What you should do:
Within the data that follows, how many lines contain the word "JSON"? Reply with only the number.

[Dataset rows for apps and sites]
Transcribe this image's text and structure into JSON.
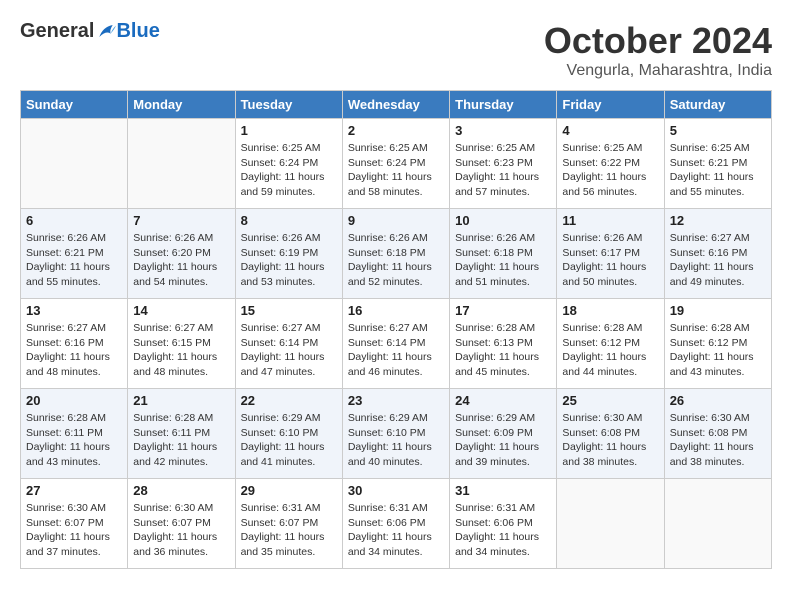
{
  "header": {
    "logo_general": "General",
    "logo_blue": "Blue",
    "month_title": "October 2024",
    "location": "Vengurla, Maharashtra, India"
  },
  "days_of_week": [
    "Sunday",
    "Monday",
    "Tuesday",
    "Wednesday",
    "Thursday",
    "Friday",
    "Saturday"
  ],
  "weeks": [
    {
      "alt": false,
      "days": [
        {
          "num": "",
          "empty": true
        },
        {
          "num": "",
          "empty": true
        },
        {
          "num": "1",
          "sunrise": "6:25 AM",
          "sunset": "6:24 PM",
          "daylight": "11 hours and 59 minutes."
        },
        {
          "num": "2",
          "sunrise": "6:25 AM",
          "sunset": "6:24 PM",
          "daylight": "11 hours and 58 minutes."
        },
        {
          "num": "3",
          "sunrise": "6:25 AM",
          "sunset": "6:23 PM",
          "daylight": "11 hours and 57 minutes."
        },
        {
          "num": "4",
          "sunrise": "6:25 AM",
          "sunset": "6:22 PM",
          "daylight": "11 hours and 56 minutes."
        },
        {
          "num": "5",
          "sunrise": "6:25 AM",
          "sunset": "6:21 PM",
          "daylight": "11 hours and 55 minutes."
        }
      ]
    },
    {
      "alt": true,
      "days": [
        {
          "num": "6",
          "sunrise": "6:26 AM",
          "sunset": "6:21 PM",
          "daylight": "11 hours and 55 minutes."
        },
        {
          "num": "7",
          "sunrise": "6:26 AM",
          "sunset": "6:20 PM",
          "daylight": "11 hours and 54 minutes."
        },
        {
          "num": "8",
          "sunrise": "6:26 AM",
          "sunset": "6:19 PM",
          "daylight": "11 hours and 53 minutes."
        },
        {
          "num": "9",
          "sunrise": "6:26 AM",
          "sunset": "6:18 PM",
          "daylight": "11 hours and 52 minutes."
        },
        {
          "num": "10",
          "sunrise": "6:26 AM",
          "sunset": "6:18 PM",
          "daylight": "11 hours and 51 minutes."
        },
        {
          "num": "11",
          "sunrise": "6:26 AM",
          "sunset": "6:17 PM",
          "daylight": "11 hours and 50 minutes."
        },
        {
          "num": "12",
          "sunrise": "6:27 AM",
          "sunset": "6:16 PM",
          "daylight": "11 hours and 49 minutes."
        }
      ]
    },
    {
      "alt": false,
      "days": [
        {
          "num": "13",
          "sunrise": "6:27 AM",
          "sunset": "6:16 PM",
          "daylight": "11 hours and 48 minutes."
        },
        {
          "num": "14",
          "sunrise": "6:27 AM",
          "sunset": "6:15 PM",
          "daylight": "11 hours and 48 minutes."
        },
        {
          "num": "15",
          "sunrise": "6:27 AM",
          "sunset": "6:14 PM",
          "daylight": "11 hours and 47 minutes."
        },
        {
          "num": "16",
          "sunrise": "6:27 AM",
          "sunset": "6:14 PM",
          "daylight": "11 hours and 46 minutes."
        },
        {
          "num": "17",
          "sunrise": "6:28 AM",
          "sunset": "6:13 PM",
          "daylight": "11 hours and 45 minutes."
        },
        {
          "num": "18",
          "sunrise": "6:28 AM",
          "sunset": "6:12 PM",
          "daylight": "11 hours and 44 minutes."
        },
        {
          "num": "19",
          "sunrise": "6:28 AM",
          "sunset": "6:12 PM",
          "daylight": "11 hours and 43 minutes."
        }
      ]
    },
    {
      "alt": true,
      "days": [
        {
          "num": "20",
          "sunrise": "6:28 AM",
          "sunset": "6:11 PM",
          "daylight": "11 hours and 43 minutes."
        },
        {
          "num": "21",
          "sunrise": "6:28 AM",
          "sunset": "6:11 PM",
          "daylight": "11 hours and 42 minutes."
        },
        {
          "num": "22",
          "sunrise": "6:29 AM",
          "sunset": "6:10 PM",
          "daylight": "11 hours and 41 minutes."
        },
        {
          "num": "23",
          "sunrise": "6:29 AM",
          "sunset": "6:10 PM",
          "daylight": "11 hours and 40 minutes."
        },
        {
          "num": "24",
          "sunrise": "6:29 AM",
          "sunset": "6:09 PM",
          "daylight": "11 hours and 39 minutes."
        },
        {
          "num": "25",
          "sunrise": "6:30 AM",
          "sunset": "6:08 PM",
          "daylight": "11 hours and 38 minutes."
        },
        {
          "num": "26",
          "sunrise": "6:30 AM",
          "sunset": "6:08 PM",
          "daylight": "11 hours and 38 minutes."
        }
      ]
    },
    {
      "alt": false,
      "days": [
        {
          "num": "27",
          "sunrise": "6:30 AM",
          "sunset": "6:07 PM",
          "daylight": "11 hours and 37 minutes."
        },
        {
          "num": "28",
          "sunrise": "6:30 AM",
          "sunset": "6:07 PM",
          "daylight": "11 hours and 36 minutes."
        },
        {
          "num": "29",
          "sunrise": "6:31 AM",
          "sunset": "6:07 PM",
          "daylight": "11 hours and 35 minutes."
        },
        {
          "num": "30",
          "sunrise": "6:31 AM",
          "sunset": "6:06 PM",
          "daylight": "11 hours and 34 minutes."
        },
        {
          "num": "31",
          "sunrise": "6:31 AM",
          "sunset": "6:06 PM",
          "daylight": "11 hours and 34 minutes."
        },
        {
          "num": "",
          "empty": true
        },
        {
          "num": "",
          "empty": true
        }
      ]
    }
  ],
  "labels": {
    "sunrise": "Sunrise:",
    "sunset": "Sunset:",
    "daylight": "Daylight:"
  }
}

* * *

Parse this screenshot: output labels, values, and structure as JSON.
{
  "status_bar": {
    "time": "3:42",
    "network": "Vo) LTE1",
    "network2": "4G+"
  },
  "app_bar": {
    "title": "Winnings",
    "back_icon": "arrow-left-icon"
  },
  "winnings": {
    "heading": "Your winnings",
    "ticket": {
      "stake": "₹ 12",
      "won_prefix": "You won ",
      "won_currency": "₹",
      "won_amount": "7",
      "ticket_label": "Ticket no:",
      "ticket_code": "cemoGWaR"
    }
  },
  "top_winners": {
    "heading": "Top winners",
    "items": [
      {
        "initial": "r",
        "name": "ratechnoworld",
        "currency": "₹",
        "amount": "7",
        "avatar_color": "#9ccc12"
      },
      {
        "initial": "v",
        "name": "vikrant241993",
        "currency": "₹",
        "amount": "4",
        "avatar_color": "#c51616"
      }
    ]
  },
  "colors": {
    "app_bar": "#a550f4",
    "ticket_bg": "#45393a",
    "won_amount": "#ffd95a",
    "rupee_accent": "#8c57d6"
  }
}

Exercise result:
2